*** Records to use Section Begins ***

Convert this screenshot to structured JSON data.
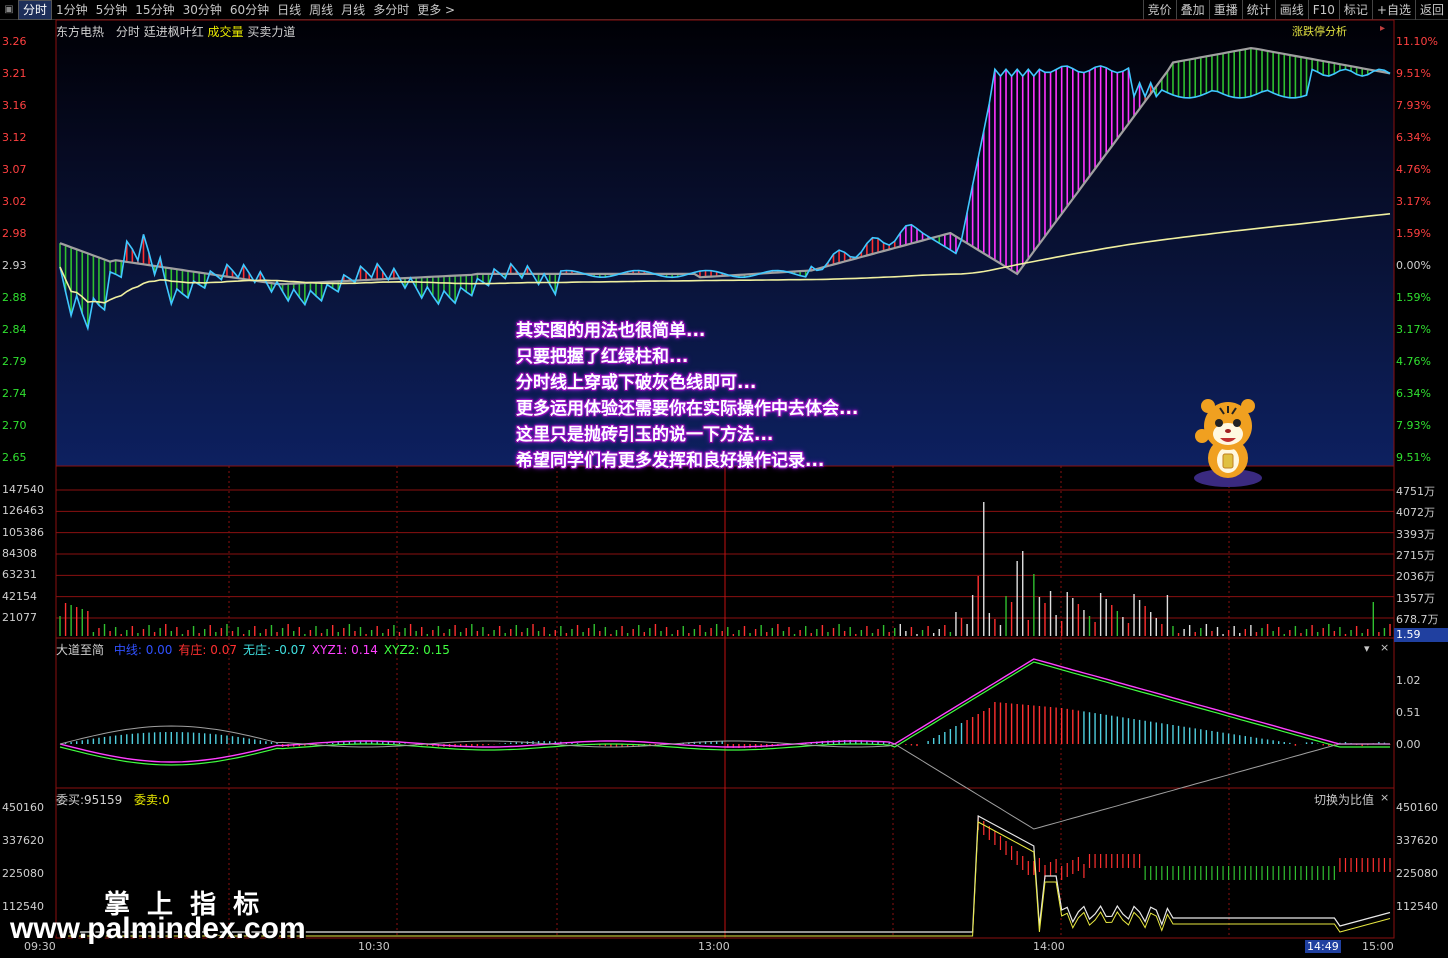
{
  "toolbar": {
    "left_items": [
      {
        "label": "分时",
        "active": true
      },
      {
        "label": "1分钟"
      },
      {
        "label": "5分钟"
      },
      {
        "label": "15分钟"
      },
      {
        "label": "30分钟"
      },
      {
        "label": "60分钟"
      },
      {
        "label": "日线"
      },
      {
        "label": "周线"
      },
      {
        "label": "月线"
      },
      {
        "label": "多分时"
      },
      {
        "label": "更多 >"
      }
    ],
    "right_items": [
      "竞价",
      "叠加",
      "重播",
      "统计",
      "画线",
      "F10",
      "标记",
      "+自选",
      "返回"
    ]
  },
  "price_panel": {
    "stock_name": "东方电热",
    "mode": "分时",
    "indicator_name": "廷进枫叶红",
    "volume_label": "成交量",
    "power_label": "买卖力道",
    "analysis_button": "涨跌停分析",
    "left_axis": [
      "3.26",
      "3.21",
      "3.16",
      "3.12",
      "3.07",
      "3.02",
      "2.98",
      "2.93",
      "2.88",
      "2.84",
      "2.79",
      "2.74",
      "2.70",
      "2.65"
    ],
    "right_axis": [
      "11.10%",
      "9.51%",
      "7.93%",
      "6.34%",
      "4.76%",
      "3.17%",
      "1.59%",
      "0.00%",
      "1.59%",
      "3.17%",
      "4.76%",
      "6.34%",
      "7.93%",
      "9.51%"
    ],
    "overlay_lines": [
      "其实图的用法也很简单...",
      "只要把握了红绿柱和...",
      "分时线上穿或下破灰色线即可...",
      "更多运用体验还需要你在实际操作中去体会...",
      "这里只是抛砖引玉的说一下方法...",
      "希望同学们有更多发挥和良好操作记录..."
    ]
  },
  "volume_panel": {
    "left_axis": [
      "147540",
      "126463",
      "105386",
      "84308",
      "63231",
      "42154",
      "21077"
    ],
    "right_axis": [
      "4751万",
      "4072万",
      "3393万",
      "2715万",
      "2036万",
      "1357万",
      "678.7万"
    ],
    "tag": "1.59"
  },
  "indicator_panel": {
    "name": "大道至简",
    "fields": [
      {
        "label": "中线:",
        "value": "0.00",
        "color": "#3050ff"
      },
      {
        "label": "有庄:",
        "value": "0.07",
        "color": "#ff3030"
      },
      {
        "label": "无庄:",
        "value": "-0.07",
        "color": "#40e0e0"
      },
      {
        "label": "XYZ1:",
        "value": "0.14",
        "color": "#ff40ff"
      },
      {
        "label": "XYZ2:",
        "value": "0.15",
        "color": "#40ff40"
      }
    ],
    "right_axis": [
      "1.02",
      "0.51",
      "0.00"
    ]
  },
  "order_panel": {
    "buy_label": "委买:95159",
    "sell_label": "委卖:0",
    "switch_label": "切换为比值",
    "left_axis": [
      "450160",
      "337620",
      "225080",
      "112540"
    ],
    "right_axis": [
      "450160",
      "337620",
      "225080",
      "112540"
    ]
  },
  "time_axis": [
    "09:30",
    "10:30",
    "13:00",
    "14:00",
    "14:49",
    "15:00"
  ],
  "watermark": {
    "title": "掌 上 指 标",
    "url": "www.palmindex.com"
  },
  "colors": {
    "up": "#ff3030",
    "down": "#30c030",
    "magenta": "#ff33ff",
    "cyan_line": "#40c8ff",
    "avg_line": "#f0f0a0",
    "grey_band": "#a0a0a0",
    "grid": "#8a1010"
  }
}
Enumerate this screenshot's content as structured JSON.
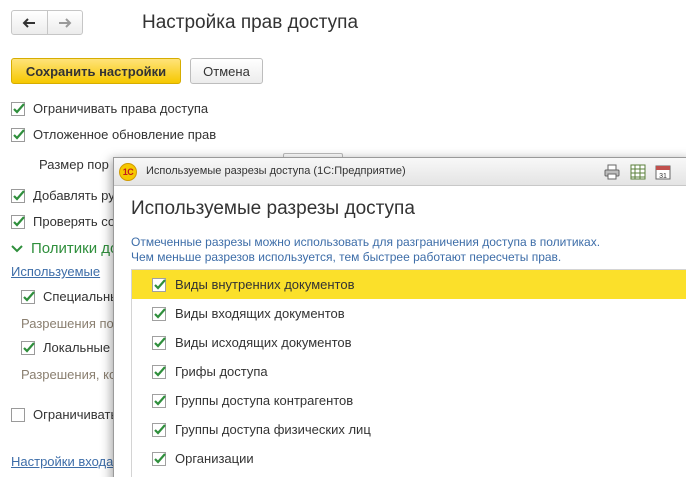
{
  "form": {
    "title": "Настройка прав доступа",
    "save_label": "Сохранить настройки",
    "cancel_label": "Отмена",
    "options": {
      "restrict_access": "Ограничивать права доступа",
      "deferred_update": "Отложенное обновление прав",
      "portion_size": "Размер пор",
      "add_users": "Добавлять ру",
      "check": "Проверять со",
      "restrict2": "Ограничивать"
    },
    "policies_group": "Политики до",
    "used_sections_link": "Используемые",
    "special": "Специальны",
    "permissions_label": "Разрешения по",
    "local": "Локальные",
    "permissions2_label": "Разрешения, ко",
    "input_settings_link": "Настройки входа"
  },
  "dialog": {
    "window_title": "Используемые разрезы доступа  (1С:Предприятие)",
    "logo_text": "1С",
    "heading": "Используемые разрезы доступа",
    "hint_line1": "Отмеченные разрезы можно использовать для разграничения доступа в политиках.",
    "hint_line2": "Чем меньше разрезов используется, тем быстрее работают пересчеты прав.",
    "calendar_day": "31",
    "items": [
      {
        "label": "Виды внутренних документов",
        "checked": true,
        "selected": true
      },
      {
        "label": "Виды входящих документов",
        "checked": true,
        "selected": false
      },
      {
        "label": "Виды исходящих документов",
        "checked": true,
        "selected": false
      },
      {
        "label": "Грифы доступа",
        "checked": true,
        "selected": false
      },
      {
        "label": "Группы доступа контрагентов",
        "checked": true,
        "selected": false
      },
      {
        "label": "Группы доступа физических лиц",
        "checked": true,
        "selected": false
      },
      {
        "label": "Организации",
        "checked": true,
        "selected": false
      }
    ]
  },
  "colors": {
    "accent_yellow": "#f6c800",
    "selection": "#fbe02a",
    "check_green": "#2f8f3c",
    "link_blue": "#3d6da8"
  }
}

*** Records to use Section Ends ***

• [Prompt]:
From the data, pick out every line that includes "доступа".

• [Your solution]:
    "title": "Настройка прав доступа",
      "restrict_access": "Ограничивать права доступа",
    "window_title": "Используемые разрезы доступа  (1С:Предприятие)",
    "heading": "Используемые разрезы доступа",
    "hint_line1": "Отмеченные разрезы можно использовать для разграничения доступа в политиках.",
        "label": "Грифы доступа",
        "label": "Группы доступа контрагентов",
        "label": "Группы доступа физических лиц",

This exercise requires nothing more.